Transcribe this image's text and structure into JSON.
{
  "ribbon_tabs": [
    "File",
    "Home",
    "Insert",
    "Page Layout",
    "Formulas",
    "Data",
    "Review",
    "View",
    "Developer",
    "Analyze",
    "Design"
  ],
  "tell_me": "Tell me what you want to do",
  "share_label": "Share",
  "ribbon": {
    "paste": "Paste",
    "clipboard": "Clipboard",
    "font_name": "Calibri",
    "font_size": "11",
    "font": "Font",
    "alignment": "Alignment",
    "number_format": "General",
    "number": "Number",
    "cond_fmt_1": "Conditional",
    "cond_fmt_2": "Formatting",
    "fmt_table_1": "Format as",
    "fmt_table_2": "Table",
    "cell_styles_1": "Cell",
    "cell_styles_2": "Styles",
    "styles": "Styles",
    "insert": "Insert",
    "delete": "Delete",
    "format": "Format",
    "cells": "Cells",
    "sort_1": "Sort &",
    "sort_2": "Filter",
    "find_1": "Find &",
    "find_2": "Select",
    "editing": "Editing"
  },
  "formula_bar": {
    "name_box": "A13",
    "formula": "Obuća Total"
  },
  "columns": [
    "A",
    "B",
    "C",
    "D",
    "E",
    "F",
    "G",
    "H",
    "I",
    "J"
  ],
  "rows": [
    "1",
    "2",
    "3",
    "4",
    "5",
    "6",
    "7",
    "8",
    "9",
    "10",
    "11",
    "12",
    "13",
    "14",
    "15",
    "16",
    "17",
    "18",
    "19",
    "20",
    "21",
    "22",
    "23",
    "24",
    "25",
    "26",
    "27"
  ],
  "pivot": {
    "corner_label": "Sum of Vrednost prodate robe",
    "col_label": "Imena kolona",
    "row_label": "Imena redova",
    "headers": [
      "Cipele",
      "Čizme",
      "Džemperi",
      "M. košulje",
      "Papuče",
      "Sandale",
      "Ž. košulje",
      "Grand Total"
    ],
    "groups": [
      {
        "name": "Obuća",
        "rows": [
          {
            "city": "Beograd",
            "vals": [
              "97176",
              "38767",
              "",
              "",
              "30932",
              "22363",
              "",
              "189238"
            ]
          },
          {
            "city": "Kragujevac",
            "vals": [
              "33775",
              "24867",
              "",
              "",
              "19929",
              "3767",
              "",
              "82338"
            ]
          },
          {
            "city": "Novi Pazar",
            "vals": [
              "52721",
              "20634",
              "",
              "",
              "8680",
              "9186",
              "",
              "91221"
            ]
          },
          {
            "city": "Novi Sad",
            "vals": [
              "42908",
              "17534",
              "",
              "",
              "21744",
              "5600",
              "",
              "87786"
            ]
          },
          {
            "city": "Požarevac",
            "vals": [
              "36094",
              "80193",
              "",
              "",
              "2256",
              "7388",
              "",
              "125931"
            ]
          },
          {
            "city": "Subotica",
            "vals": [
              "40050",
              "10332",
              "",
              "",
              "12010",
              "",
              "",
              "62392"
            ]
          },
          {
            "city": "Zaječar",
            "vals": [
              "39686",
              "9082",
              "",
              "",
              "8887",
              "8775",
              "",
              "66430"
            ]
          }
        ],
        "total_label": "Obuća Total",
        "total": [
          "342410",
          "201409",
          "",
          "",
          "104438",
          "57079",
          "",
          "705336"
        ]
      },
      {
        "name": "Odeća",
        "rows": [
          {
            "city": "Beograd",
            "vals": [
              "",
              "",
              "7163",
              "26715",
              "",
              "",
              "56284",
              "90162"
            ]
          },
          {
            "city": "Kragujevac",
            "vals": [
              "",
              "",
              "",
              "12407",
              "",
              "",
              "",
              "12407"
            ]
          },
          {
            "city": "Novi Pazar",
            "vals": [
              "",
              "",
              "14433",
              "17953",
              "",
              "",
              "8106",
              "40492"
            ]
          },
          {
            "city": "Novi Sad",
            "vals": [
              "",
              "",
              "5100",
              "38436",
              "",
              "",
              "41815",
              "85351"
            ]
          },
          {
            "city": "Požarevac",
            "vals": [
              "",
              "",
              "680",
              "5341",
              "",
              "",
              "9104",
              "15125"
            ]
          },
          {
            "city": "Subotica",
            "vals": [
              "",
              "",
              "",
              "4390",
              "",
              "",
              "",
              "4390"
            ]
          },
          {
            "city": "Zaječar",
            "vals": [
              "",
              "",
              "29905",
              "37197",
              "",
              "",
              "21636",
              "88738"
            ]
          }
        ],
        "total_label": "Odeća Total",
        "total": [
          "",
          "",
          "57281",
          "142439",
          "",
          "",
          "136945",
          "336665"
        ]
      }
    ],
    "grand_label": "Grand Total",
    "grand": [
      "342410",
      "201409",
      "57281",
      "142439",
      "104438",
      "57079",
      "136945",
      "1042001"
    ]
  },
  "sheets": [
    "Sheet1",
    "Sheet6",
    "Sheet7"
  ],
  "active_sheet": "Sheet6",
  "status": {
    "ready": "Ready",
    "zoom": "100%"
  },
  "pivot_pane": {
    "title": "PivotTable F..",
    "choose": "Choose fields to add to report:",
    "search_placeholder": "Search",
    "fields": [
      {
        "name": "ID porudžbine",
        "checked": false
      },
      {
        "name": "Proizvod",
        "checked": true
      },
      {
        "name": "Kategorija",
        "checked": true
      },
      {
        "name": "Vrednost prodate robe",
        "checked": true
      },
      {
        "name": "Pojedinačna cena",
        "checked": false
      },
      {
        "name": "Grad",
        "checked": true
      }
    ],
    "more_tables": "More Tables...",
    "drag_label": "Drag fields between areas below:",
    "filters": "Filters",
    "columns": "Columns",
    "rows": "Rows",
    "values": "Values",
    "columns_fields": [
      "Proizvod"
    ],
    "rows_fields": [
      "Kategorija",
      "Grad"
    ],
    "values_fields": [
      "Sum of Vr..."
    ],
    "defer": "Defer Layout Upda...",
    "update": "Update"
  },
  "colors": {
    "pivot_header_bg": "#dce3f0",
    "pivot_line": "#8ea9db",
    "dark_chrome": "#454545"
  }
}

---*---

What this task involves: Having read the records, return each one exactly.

Answer box:
Transcribe this image's text and structure into JSON.
{
  "ribbon_tabs": [
    "File",
    "Home",
    "Insert",
    "Page Layout",
    "Formulas",
    "Data",
    "Review",
    "View",
    "Developer",
    "Analyze",
    "Design"
  ],
  "tell_me": "Tell me what you want to do",
  "share_label": "Share",
  "ribbon": {
    "paste": "Paste",
    "clipboard": "Clipboard",
    "font_name": "Calibri",
    "font_size": "11",
    "font": "Font",
    "alignment": "Alignment",
    "number_format": "General",
    "number": "Number",
    "cond_fmt_1": "Conditional",
    "cond_fmt_2": "Formatting",
    "fmt_table_1": "Format as",
    "fmt_table_2": "Table",
    "cell_styles_1": "Cell",
    "cell_styles_2": "Styles",
    "styles": "Styles",
    "insert": "Insert",
    "delete": "Delete",
    "format": "Format",
    "cells": "Cells",
    "sort_1": "Sort &",
    "sort_2": "Filter",
    "find_1": "Find &",
    "find_2": "Select",
    "editing": "Editing"
  },
  "formula_bar": {
    "name_box": "A13",
    "formula": "Obuća Total"
  },
  "columns": [
    "A",
    "B",
    "C",
    "D",
    "E",
    "F",
    "G",
    "H",
    "I",
    "J"
  ],
  "rows": [
    "1",
    "2",
    "3",
    "4",
    "5",
    "6",
    "7",
    "8",
    "9",
    "10",
    "11",
    "12",
    "13",
    "14",
    "15",
    "16",
    "17",
    "18",
    "19",
    "20",
    "21",
    "22",
    "23",
    "24",
    "25",
    "26",
    "27"
  ],
  "pivot": {
    "corner_label": "Sum of Vrednost prodate robe",
    "col_label": "Imena kolona",
    "row_label": "Imena redova",
    "headers": [
      "Cipele",
      "Čizme",
      "Džemperi",
      "M. košulje",
      "Papuče",
      "Sandale",
      "Ž. košulje",
      "Grand Total"
    ],
    "groups": [
      {
        "name": "Obuća",
        "rows": [
          {
            "city": "Beograd",
            "vals": [
              "97176",
              "38767",
              "",
              "",
              "30932",
              "22363",
              "",
              "189238"
            ]
          },
          {
            "city": "Kragujevac",
            "vals": [
              "33775",
              "24867",
              "",
              "",
              "19929",
              "3767",
              "",
              "82338"
            ]
          },
          {
            "city": "Novi Pazar",
            "vals": [
              "52721",
              "20634",
              "",
              "",
              "8680",
              "9186",
              "",
              "91221"
            ]
          },
          {
            "city": "Novi Sad",
            "vals": [
              "42908",
              "17534",
              "",
              "",
              "21744",
              "5600",
              "",
              "87786"
            ]
          },
          {
            "city": "Požarevac",
            "vals": [
              "36094",
              "80193",
              "",
              "",
              "2256",
              "7388",
              "",
              "125931"
            ]
          },
          {
            "city": "Subotica",
            "vals": [
              "40050",
              "10332",
              "",
              "",
              "12010",
              "",
              "",
              "62392"
            ]
          },
          {
            "city": "Zaječar",
            "vals": [
              "39686",
              "9082",
              "",
              "",
              "8887",
              "8775",
              "",
              "66430"
            ]
          }
        ],
        "total_label": "Obuća Total",
        "total": [
          "342410",
          "201409",
          "",
          "",
          "104438",
          "57079",
          "",
          "705336"
        ]
      },
      {
        "name": "Odeća",
        "rows": [
          {
            "city": "Beograd",
            "vals": [
              "",
              "",
              "7163",
              "26715",
              "",
              "",
              "56284",
              "90162"
            ]
          },
          {
            "city": "Kragujevac",
            "vals": [
              "",
              "",
              "",
              "12407",
              "",
              "",
              "",
              "12407"
            ]
          },
          {
            "city": "Novi Pazar",
            "vals": [
              "",
              "",
              "14433",
              "17953",
              "",
              "",
              "8106",
              "40492"
            ]
          },
          {
            "city": "Novi Sad",
            "vals": [
              "",
              "",
              "5100",
              "38436",
              "",
              "",
              "41815",
              "85351"
            ]
          },
          {
            "city": "Požarevac",
            "vals": [
              "",
              "",
              "680",
              "5341",
              "",
              "",
              "9104",
              "15125"
            ]
          },
          {
            "city": "Subotica",
            "vals": [
              "",
              "",
              "",
              "4390",
              "",
              "",
              "",
              "4390"
            ]
          },
          {
            "city": "Zaječar",
            "vals": [
              "",
              "",
              "29905",
              "37197",
              "",
              "",
              "21636",
              "88738"
            ]
          }
        ],
        "total_label": "Odeća Total",
        "total": [
          "",
          "",
          "57281",
          "142439",
          "",
          "",
          "136945",
          "336665"
        ]
      }
    ],
    "grand_label": "Grand Total",
    "grand": [
      "342410",
      "201409",
      "57281",
      "142439",
      "104438",
      "57079",
      "136945",
      "1042001"
    ]
  },
  "sheets": [
    "Sheet1",
    "Sheet6",
    "Sheet7"
  ],
  "active_sheet": "Sheet6",
  "status": {
    "ready": "Ready",
    "zoom": "100%"
  },
  "pivot_pane": {
    "title": "PivotTable F..",
    "choose": "Choose fields to add to report:",
    "search_placeholder": "Search",
    "fields": [
      {
        "name": "ID porudžbine",
        "checked": false
      },
      {
        "name": "Proizvod",
        "checked": true
      },
      {
        "name": "Kategorija",
        "checked": true
      },
      {
        "name": "Vrednost prodate robe",
        "checked": true
      },
      {
        "name": "Pojedinačna cena",
        "checked": false
      },
      {
        "name": "Grad",
        "checked": true
      }
    ],
    "more_tables": "More Tables...",
    "drag_label": "Drag fields between areas below:",
    "filters": "Filters",
    "columns": "Columns",
    "rows": "Rows",
    "values": "Values",
    "columns_fields": [
      "Proizvod"
    ],
    "rows_fields": [
      "Kategorija",
      "Grad"
    ],
    "values_fields": [
      "Sum of Vr..."
    ],
    "defer": "Defer Layout Upda...",
    "update": "Update"
  },
  "colors": {
    "pivot_header_bg": "#dce3f0",
    "pivot_line": "#8ea9db",
    "dark_chrome": "#454545"
  }
}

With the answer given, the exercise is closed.